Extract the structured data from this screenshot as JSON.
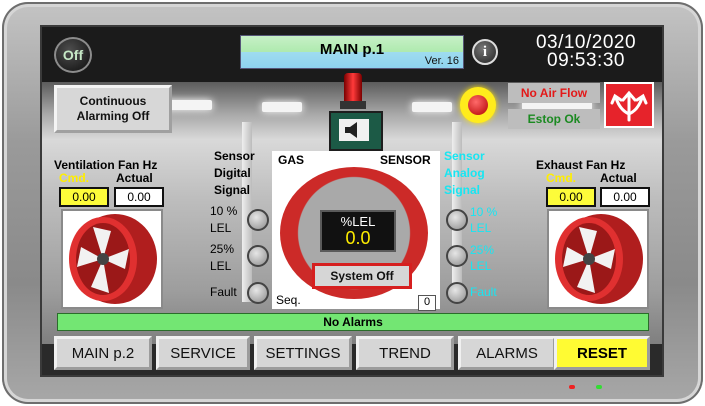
{
  "header": {
    "power_button_label": "Off",
    "title": "MAIN p.1",
    "version": "Ver. 16",
    "info_icon": "info-icon",
    "date": "03/10/2020",
    "time": "09:53:30"
  },
  "controls": {
    "continuous_alarming": "Continuous Alarming Off",
    "no_air_flow": "No Air Flow",
    "estop_ok": "Estop Ok",
    "estop_lamp_color": "#d40000",
    "airflow_icon": "airflow-arrows-icon",
    "horn_icon": "speaker-icon"
  },
  "ventilation": {
    "title": "Ventilation Fan Hz",
    "cmd_label": "Cmd.",
    "actual_label": "Actual",
    "cmd_value": "0.00",
    "actual_value": "0.00"
  },
  "exhaust": {
    "title": "Exhaust Fan Hz",
    "cmd_label": "Cmd.",
    "actual_label": "Actual",
    "cmd_value": "0.00",
    "actual_value": "0.00"
  },
  "digital_signal": {
    "title_line1": "Sensor",
    "title_line2": "Digital",
    "title_line3": "Signal",
    "items": [
      "10 %",
      "LEL",
      "25%",
      "LEL",
      "Fault"
    ]
  },
  "analog_signal": {
    "title_line1": "Sensor",
    "title_line2": "Analog",
    "title_line3": "Signal",
    "items": [
      "10 %",
      "LEL",
      "25%",
      "LEL",
      "Fault"
    ]
  },
  "sensor": {
    "gas_label": "GAS",
    "sensor_label": "SENSOR",
    "unit": "%LEL",
    "value": "0.0",
    "status": "System Off",
    "seq_label": "Seq.",
    "seq_value": "0"
  },
  "alarm_bar": "No Alarms",
  "nav": {
    "main2": "MAIN p.2",
    "service": "SERVICE",
    "settings": "SETTINGS",
    "trend": "TREND",
    "alarms": "ALARMS",
    "reset": "RESET"
  },
  "colors": {
    "accent_green": "#73e673",
    "alarm_red": "#e31919",
    "reset_yellow": "#fffb33",
    "analog_cyan": "#17e6f2"
  }
}
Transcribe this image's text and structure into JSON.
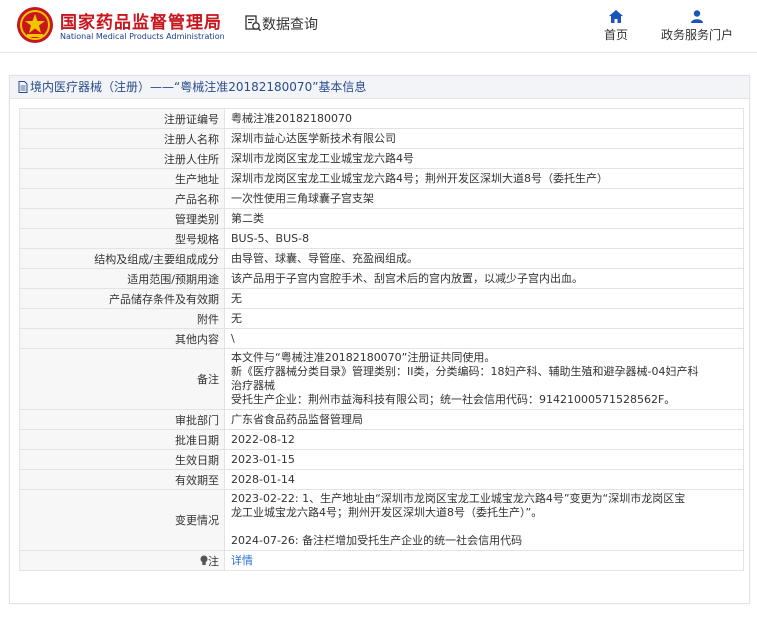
{
  "header": {
    "brand_cn": "国家药品监督管理局",
    "brand_en": "National Medical Products Administration",
    "data_query": "数据查询",
    "nav": [
      {
        "label": "首页",
        "icon": "home-icon"
      },
      {
        "label": "政务服务门户",
        "icon": "user-icon"
      }
    ]
  },
  "panel": {
    "title": "境内医疗器械（注册）——“粤械注准20182180070”基本信息"
  },
  "rows": [
    {
      "label": "注册证编号",
      "value": "粤械注准20182180070"
    },
    {
      "label": "注册人名称",
      "value": "深圳市益心达医学新技术有限公司"
    },
    {
      "label": "注册人住所",
      "value": "深圳市龙岗区宝龙工业城宝龙六路4号"
    },
    {
      "label": "生产地址",
      "value": "深圳市龙岗区宝龙工业城宝龙六路4号；荆州开发区深圳大道8号（委托生产）"
    },
    {
      "label": "产品名称",
      "value": "一次性使用三角球囊子宫支架"
    },
    {
      "label": "管理类别",
      "value": "第二类"
    },
    {
      "label": "型号规格",
      "value": "BUS-5、BUS-8"
    },
    {
      "label": "结构及组成/主要组成成分",
      "value": "由导管、球囊、导管座、充盈阀组成。"
    },
    {
      "label": "适用范围/预期用途",
      "value": "该产品用于子宫内宫腔手术、刮宫术后的宫内放置，以减少子宫内出血。"
    },
    {
      "label": "产品储存条件及有效期",
      "value": "无"
    },
    {
      "label": "附件",
      "value": "无"
    },
    {
      "label": "其他内容",
      "value": "\\"
    },
    {
      "label": "备注",
      "lines": [
        "本文件与“粤械注准20182180070”注册证共同使用。",
        "新《医疗器械分类目录》管理类别：II类，分类编码：18妇产科、辅助生殖和避孕器械-04妇产科",
        "治疗器械",
        "受托生产企业：荆州市益海科技有限公司；统一社会信用代码：91421000571528562F。"
      ]
    },
    {
      "label": "审批部门",
      "value": "广东省食品药品监督管理局"
    },
    {
      "label": "批准日期",
      "value": "2022-08-12"
    },
    {
      "label": "生效日期",
      "value": "2023-01-15"
    },
    {
      "label": "有效期至",
      "value": "2028-01-14"
    },
    {
      "label": "变更情况",
      "lines": [
        "2023-02-22: 1、生产地址由“深圳市龙岗区宝龙工业城宝龙六路4号”变更为“深圳市龙岗区宝",
        "龙工业城宝龙六路4号；荆州开发区深圳大道8号（委托生产）”。",
        "",
        "2024-07-26: 备注栏增加受托生产企业的统一社会信用代码"
      ]
    }
  ],
  "note": {
    "label": "注",
    "link": "详情"
  },
  "colors": {
    "brand_red": "#c8161d",
    "brand_blue": "#1a3e8c",
    "link_blue": "#2a6fdb",
    "title_blue": "#2a4c8c"
  }
}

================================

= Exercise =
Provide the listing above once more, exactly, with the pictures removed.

= Written answer =
Extract the structured data from this screenshot as JSON.
{
  "header": {
    "power_button_label": "Off",
    "title": "MAIN p.1",
    "version": "Ver. 16",
    "info_icon": "info-icon",
    "date": "03/10/2020",
    "time": "09:53:30"
  },
  "controls": {
    "continuous_alarming": "Continuous Alarming Off",
    "no_air_flow": "No Air Flow",
    "estop_ok": "Estop Ok",
    "estop_lamp_color": "#d40000",
    "airflow_icon": "airflow-arrows-icon",
    "horn_icon": "speaker-icon"
  },
  "ventilation": {
    "title": "Ventilation Fan Hz",
    "cmd_label": "Cmd.",
    "actual_label": "Actual",
    "cmd_value": "0.00",
    "actual_value": "0.00"
  },
  "exhaust": {
    "title": "Exhaust Fan Hz",
    "cmd_label": "Cmd.",
    "actual_label": "Actual",
    "cmd_value": "0.00",
    "actual_value": "0.00"
  },
  "digital_signal": {
    "title_line1": "Sensor",
    "title_line2": "Digital",
    "title_line3": "Signal",
    "items": [
      "10 %",
      "LEL",
      "25%",
      "LEL",
      "Fault"
    ]
  },
  "analog_signal": {
    "title_line1": "Sensor",
    "title_line2": "Analog",
    "title_line3": "Signal",
    "items": [
      "10 %",
      "LEL",
      "25%",
      "LEL",
      "Fault"
    ]
  },
  "sensor": {
    "gas_label": "GAS",
    "sensor_label": "SENSOR",
    "unit": "%LEL",
    "value": "0.0",
    "status": "System Off",
    "seq_label": "Seq.",
    "seq_value": "0"
  },
  "alarm_bar": "No Alarms",
  "nav": {
    "main2": "MAIN p.2",
    "service": "SERVICE",
    "settings": "SETTINGS",
    "trend": "TREND",
    "alarms": "ALARMS",
    "reset": "RESET"
  },
  "colors": {
    "accent_green": "#73e673",
    "alarm_red": "#e31919",
    "reset_yellow": "#fffb33",
    "analog_cyan": "#17e6f2"
  }
}
Transcribe this image's text and structure into JSON.
{
  "header": {
    "brand_cn": "国家药品监督管理局",
    "brand_en": "National Medical Products Administration",
    "data_query": "数据查询",
    "nav": [
      {
        "label": "首页",
        "icon": "home-icon"
      },
      {
        "label": "政务服务门户",
        "icon": "user-icon"
      }
    ]
  },
  "panel": {
    "title": "境内医疗器械（注册）——“粤械注准20182180070”基本信息"
  },
  "rows": [
    {
      "label": "注册证编号",
      "value": "粤械注准20182180070"
    },
    {
      "label": "注册人名称",
      "value": "深圳市益心达医学新技术有限公司"
    },
    {
      "label": "注册人住所",
      "value": "深圳市龙岗区宝龙工业城宝龙六路4号"
    },
    {
      "label": "生产地址",
      "value": "深圳市龙岗区宝龙工业城宝龙六路4号；荆州开发区深圳大道8号（委托生产）"
    },
    {
      "label": "产品名称",
      "value": "一次性使用三角球囊子宫支架"
    },
    {
      "label": "管理类别",
      "value": "第二类"
    },
    {
      "label": "型号规格",
      "value": "BUS-5、BUS-8"
    },
    {
      "label": "结构及组成/主要组成成分",
      "value": "由导管、球囊、导管座、充盈阀组成。"
    },
    {
      "label": "适用范围/预期用途",
      "value": "该产品用于子宫内宫腔手术、刮宫术后的宫内放置，以减少子宫内出血。"
    },
    {
      "label": "产品储存条件及有效期",
      "value": "无"
    },
    {
      "label": "附件",
      "value": "无"
    },
    {
      "label": "其他内容",
      "value": "\\"
    },
    {
      "label": "备注",
      "lines": [
        "本文件与“粤械注准20182180070”注册证共同使用。",
        "新《医疗器械分类目录》管理类别：II类，分类编码：18妇产科、辅助生殖和避孕器械-04妇产科",
        "治疗器械",
        "受托生产企业：荆州市益海科技有限公司；统一社会信用代码：91421000571528562F。"
      ]
    },
    {
      "label": "审批部门",
      "value": "广东省食品药品监督管理局"
    },
    {
      "label": "批准日期",
      "value": "2022-08-12"
    },
    {
      "label": "生效日期",
      "value": "2023-01-15"
    },
    {
      "label": "有效期至",
      "value": "2028-01-14"
    },
    {
      "label": "变更情况",
      "lines": [
        "2023-02-22: 1、生产地址由“深圳市龙岗区宝龙工业城宝龙六路4号”变更为“深圳市龙岗区宝",
        "龙工业城宝龙六路4号；荆州开发区深圳大道8号（委托生产）”。",
        "",
        "2024-07-26: 备注栏增加受托生产企业的统一社会信用代码"
      ]
    }
  ],
  "note": {
    "label": "注",
    "link": "详情"
  },
  "colors": {
    "brand_red": "#c8161d",
    "brand_blue": "#1a3e8c",
    "link_blue": "#2a6fdb",
    "title_blue": "#2a4c8c"
  }
}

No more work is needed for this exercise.